In the data that follows, how many lines contain the word "JSON"? Give only that number.

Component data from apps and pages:
────────

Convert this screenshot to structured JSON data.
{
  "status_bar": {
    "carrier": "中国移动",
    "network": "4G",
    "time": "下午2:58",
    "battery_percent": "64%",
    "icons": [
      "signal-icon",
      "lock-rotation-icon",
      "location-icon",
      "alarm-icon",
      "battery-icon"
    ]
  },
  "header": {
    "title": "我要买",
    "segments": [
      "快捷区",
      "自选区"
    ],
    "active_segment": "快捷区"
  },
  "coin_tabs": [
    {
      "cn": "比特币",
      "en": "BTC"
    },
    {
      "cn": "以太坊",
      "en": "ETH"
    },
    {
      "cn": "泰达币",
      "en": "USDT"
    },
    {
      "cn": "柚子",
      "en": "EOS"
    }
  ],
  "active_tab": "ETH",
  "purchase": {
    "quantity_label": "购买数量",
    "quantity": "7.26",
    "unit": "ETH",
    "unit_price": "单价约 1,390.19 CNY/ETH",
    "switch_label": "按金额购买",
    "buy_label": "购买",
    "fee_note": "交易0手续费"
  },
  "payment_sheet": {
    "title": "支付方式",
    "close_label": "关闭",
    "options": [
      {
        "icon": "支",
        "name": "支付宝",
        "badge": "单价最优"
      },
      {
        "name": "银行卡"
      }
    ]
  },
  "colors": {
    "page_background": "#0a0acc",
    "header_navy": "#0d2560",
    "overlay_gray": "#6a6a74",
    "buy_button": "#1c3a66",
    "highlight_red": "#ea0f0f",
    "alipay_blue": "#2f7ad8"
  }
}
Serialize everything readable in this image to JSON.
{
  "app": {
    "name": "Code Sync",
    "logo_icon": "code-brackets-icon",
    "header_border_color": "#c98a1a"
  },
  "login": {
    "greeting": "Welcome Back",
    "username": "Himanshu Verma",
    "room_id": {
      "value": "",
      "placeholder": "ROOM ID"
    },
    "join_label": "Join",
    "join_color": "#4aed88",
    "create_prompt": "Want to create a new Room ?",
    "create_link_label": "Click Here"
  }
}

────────

**Exercise result:** 2